• What is required:
Could you reproduce all of these records exactly?

Component data from apps and pages:
════════
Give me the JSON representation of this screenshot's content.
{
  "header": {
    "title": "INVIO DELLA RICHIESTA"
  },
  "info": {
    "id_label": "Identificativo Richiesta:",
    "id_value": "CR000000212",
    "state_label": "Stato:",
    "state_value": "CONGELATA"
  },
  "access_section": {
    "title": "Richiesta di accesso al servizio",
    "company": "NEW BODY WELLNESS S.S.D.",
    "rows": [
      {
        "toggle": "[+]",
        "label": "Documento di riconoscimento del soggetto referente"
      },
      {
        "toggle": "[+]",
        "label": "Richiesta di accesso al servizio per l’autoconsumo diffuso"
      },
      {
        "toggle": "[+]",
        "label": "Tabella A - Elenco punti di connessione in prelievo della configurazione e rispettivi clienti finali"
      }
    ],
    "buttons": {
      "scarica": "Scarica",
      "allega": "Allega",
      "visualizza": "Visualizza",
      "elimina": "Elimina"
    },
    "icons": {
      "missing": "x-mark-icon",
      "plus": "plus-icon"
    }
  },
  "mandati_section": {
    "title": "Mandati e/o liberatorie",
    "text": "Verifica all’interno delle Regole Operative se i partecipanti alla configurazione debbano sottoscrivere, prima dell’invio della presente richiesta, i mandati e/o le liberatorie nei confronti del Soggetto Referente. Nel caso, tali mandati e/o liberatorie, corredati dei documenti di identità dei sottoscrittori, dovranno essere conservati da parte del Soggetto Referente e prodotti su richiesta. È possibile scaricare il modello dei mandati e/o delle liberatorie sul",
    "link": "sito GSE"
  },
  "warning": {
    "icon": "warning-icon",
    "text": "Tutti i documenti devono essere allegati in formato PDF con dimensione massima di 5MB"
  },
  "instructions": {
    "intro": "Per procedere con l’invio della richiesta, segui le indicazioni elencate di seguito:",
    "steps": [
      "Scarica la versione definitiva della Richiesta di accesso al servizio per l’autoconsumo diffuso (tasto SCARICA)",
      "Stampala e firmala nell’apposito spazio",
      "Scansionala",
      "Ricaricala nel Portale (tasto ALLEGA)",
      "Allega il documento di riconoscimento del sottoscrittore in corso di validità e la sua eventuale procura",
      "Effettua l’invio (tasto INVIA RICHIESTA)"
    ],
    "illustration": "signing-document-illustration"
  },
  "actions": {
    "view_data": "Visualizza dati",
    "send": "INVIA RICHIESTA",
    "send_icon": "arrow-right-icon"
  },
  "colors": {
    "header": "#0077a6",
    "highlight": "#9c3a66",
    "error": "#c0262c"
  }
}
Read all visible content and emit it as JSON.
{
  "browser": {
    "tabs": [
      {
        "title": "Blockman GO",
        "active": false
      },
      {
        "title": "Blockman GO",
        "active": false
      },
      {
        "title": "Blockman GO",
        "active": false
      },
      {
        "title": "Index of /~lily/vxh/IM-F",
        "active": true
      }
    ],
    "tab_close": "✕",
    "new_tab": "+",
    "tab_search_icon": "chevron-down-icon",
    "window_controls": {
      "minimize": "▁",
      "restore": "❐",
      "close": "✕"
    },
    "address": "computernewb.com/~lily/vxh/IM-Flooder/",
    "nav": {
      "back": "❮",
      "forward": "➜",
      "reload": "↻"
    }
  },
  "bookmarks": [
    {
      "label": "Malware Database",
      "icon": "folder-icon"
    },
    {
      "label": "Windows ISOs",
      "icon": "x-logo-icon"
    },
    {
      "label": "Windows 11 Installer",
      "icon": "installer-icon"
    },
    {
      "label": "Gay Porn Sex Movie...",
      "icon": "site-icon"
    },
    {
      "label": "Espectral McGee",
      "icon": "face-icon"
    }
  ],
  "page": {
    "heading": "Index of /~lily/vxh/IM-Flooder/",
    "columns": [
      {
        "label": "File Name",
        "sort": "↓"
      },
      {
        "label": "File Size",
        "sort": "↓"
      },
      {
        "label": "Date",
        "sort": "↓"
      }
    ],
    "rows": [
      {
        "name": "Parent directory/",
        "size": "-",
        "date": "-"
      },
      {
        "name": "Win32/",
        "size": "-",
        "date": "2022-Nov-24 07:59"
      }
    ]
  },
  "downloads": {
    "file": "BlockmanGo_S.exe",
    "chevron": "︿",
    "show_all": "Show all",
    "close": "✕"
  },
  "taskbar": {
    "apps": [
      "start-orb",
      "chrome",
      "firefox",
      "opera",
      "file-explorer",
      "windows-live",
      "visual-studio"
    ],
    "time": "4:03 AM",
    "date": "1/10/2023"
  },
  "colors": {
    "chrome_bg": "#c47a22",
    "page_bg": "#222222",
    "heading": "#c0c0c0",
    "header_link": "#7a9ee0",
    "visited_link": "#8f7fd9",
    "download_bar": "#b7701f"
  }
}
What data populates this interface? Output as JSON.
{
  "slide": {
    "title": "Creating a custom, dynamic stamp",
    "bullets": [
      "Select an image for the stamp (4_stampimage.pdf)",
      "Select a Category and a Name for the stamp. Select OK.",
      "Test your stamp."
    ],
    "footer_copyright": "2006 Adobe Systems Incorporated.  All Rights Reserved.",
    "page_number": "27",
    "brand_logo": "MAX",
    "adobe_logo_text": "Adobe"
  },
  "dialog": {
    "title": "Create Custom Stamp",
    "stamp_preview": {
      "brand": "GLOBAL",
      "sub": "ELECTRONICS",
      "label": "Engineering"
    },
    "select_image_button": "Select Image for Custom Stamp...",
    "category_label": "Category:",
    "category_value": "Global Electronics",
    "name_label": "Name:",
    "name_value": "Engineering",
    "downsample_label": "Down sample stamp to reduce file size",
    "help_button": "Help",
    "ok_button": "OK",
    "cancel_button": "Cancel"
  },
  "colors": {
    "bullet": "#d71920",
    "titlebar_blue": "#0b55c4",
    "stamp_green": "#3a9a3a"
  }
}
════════
• Exercise result:
Give me the JSON representation of this screenshot's content.
{
  "header": {
    "title": "INVIO DELLA RICHIESTA"
  },
  "info": {
    "id_label": "Identificativo Richiesta:",
    "id_value": "CR000000212",
    "state_label": "Stato:",
    "state_value": "CONGELATA"
  },
  "access_section": {
    "title": "Richiesta di accesso al servizio",
    "company": "NEW BODY WELLNESS S.S.D.",
    "rows": [
      {
        "toggle": "[+]",
        "label": "Documento di riconoscimento del soggetto referente"
      },
      {
        "toggle": "[+]",
        "label": "Richiesta di accesso al servizio per l’autoconsumo diffuso"
      },
      {
        "toggle": "[+]",
        "label": "Tabella A - Elenco punti di connessione in prelievo della configurazione e rispettivi clienti finali"
      }
    ],
    "buttons": {
      "scarica": "Scarica",
      "allega": "Allega",
      "visualizza": "Visualizza",
      "elimina": "Elimina"
    },
    "icons": {
      "missing": "x-mark-icon",
      "plus": "plus-icon"
    }
  },
  "mandati_section": {
    "title": "Mandati e/o liberatorie",
    "text": "Verifica all’interno delle Regole Operative se i partecipanti alla configurazione debbano sottoscrivere, prima dell’invio della presente richiesta, i mandati e/o le liberatorie nei confronti del Soggetto Referente. Nel caso, tali mandati e/o liberatorie, corredati dei documenti di identità dei sottoscrittori, dovranno essere conservati da parte del Soggetto Referente e prodotti su richiesta. È possibile scaricare il modello dei mandati e/o delle liberatorie sul",
    "link": "sito GSE"
  },
  "warning": {
    "icon": "warning-icon",
    "text": "Tutti i documenti devono essere allegati in formato PDF con dimensione massima di 5MB"
  },
  "instructions": {
    "intro": "Per procedere con l’invio della richiesta, segui le indicazioni elencate di seguito:",
    "steps": [
      "Scarica la versione definitiva della Richiesta di accesso al servizio per l’autoconsumo diffuso (tasto SCARICA)",
      "Stampala e firmala nell’apposito spazio",
      "Scansionala",
      "Ricaricala nel Portale (tasto ALLEGA)",
      "Allega il documento di riconoscimento del sottoscrittore in corso di validità e la sua eventuale procura",
      "Effettua l’invio (tasto INVIA RICHIESTA)"
    ],
    "illustration": "signing-document-illustration"
  },
  "actions": {
    "view_data": "Visualizza dati",
    "send": "INVIA RICHIESTA",
    "send_icon": "arrow-right-icon"
  },
  "colors": {
    "header": "#0077a6",
    "highlight": "#9c3a66",
    "error": "#c0262c"
  }
}
Read all visible content and emit it as JSON.
{
  "browser": {
    "tabs": [
      {
        "title": "Blockman GO",
        "active": false
      },
      {
        "title": "Blockman GO",
        "active": false
      },
      {
        "title": "Blockman GO",
        "active": false
      },
      {
        "title": "Index of /~lily/vxh/IM-F",
        "active": true
      }
    ],
    "tab_close": "✕",
    "new_tab": "+",
    "tab_search_icon": "chevron-down-icon",
    "window_controls": {
      "minimize": "▁",
      "restore": "❐",
      "close": "✕"
    },
    "address": "computernewb.com/~lily/vxh/IM-Flooder/",
    "nav": {
      "back": "❮",
      "forward": "➜",
      "reload": "↻"
    }
  },
  "bookmarks": [
    {
      "label": "Malware Database",
      "icon": "folder-icon"
    },
    {
      "label": "Windows ISOs",
      "icon": "x-logo-icon"
    },
    {
      "label": "Windows 11 Installer",
      "icon": "installer-icon"
    },
    {
      "label": "Gay Porn Sex Movie...",
      "icon": "site-icon"
    },
    {
      "label": "Espectral McGee",
      "icon": "face-icon"
    }
  ],
  "page": {
    "heading": "Index of /~lily/vxh/IM-Flooder/",
    "columns": [
      {
        "label": "File Name",
        "sort": "↓"
      },
      {
        "label": "File Size",
        "sort": "↓"
      },
      {
        "label": "Date",
        "sort": "↓"
      }
    ],
    "rows": [
      {
        "name": "Parent directory/",
        "size": "-",
        "date": "-"
      },
      {
        "name": "Win32/",
        "size": "-",
        "date": "2022-Nov-24 07:59"
      }
    ]
  },
  "downloads": {
    "file": "BlockmanGo_S.exe",
    "chevron": "︿",
    "show_all": "Show all",
    "close": "✕"
  },
  "taskbar": {
    "apps": [
      "start-orb",
      "chrome",
      "firefox",
      "opera",
      "file-explorer",
      "windows-live",
      "visual-studio"
    ],
    "time": "4:03 AM",
    "date": "1/10/2023"
  },
  "colors": {
    "chrome_bg": "#c47a22",
    "page_bg": "#222222",
    "heading": "#c0c0c0",
    "header_link": "#7a9ee0",
    "visited_link": "#8f7fd9",
    "download_bar": "#b7701f"
  }
}
What data populates this interface? Output as JSON.
{
  "slide": {
    "title": "Creating a custom, dynamic stamp",
    "bullets": [
      "Select an image for the stamp (4_stampimage.pdf)",
      "Select a Category and a Name for the stamp. Select OK.",
      "Test your stamp."
    ],
    "footer_copyright": "2006 Adobe Systems Incorporated.  All Rights Reserved.",
    "page_number": "27",
    "brand_logo": "MAX",
    "adobe_logo_text": "Adobe"
  },
  "dialog": {
    "title": "Create Custom Stamp",
    "stamp_preview": {
      "brand": "GLOBAL",
      "sub": "ELECTRONICS",
      "label": "Engineering"
    },
    "select_image_button": "Select Image for Custom Stamp...",
    "category_label": "Category:",
    "category_value": "Global Electronics",
    "name_label": "Name:",
    "name_value": "Engineering",
    "downsample_label": "Down sample stamp to reduce file size",
    "help_button": "Help",
    "ok_button": "OK",
    "cancel_button": "Cancel"
  },
  "colors": {
    "bullet": "#d71920",
    "titlebar_blue": "#0b55c4",
    "stamp_green": "#3a9a3a"
  }
}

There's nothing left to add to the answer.